Work instructions
Quote each record exactly, please, leaving none out.

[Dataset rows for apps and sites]
┏━━
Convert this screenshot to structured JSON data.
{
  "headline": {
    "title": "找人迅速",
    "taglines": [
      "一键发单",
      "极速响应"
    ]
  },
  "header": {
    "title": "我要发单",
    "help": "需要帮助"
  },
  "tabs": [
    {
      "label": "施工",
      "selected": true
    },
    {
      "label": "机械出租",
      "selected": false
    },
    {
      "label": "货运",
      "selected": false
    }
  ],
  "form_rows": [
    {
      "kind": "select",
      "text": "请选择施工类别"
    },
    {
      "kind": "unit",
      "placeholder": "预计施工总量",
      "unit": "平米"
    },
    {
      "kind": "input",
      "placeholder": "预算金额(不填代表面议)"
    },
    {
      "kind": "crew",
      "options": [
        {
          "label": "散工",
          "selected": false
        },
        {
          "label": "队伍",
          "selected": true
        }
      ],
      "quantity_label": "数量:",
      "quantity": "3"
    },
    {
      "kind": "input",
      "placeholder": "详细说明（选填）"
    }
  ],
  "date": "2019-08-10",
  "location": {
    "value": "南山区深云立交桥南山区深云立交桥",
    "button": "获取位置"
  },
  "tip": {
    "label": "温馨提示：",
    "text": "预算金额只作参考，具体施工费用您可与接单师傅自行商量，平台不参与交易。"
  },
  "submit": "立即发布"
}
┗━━
The completed task
Convert this screenshot to structured JSON data.
{
  "headline": {
    "title": "找人迅速",
    "taglines": [
      "一键发单",
      "极速响应"
    ]
  },
  "header": {
    "title": "我要发单",
    "help": "需要帮助"
  },
  "tabs": [
    {
      "label": "施工",
      "selected": true
    },
    {
      "label": "机械出租",
      "selected": false
    },
    {
      "label": "货运",
      "selected": false
    }
  ],
  "form_rows": [
    {
      "kind": "select",
      "text": "请选择施工类别"
    },
    {
      "kind": "unit",
      "placeholder": "预计施工总量",
      "unit": "平米"
    },
    {
      "kind": "input",
      "placeholder": "预算金额(不填代表面议)"
    },
    {
      "kind": "crew",
      "options": [
        {
          "label": "散工",
          "selected": false
        },
        {
          "label": "队伍",
          "selected": true
        }
      ],
      "quantity_label": "数量:",
      "quantity": "3"
    },
    {
      "kind": "input",
      "placeholder": "详细说明（选填）"
    }
  ],
  "date": "2019-08-10",
  "location": {
    "value": "南山区深云立交桥南山区深云立交桥",
    "button": "获取位置"
  },
  "tip": {
    "label": "温馨提示：",
    "text": "预算金额只作参考，具体施工费用您可与接单师傅自行商量，平台不参与交易。"
  },
  "submit": "立即发布"
}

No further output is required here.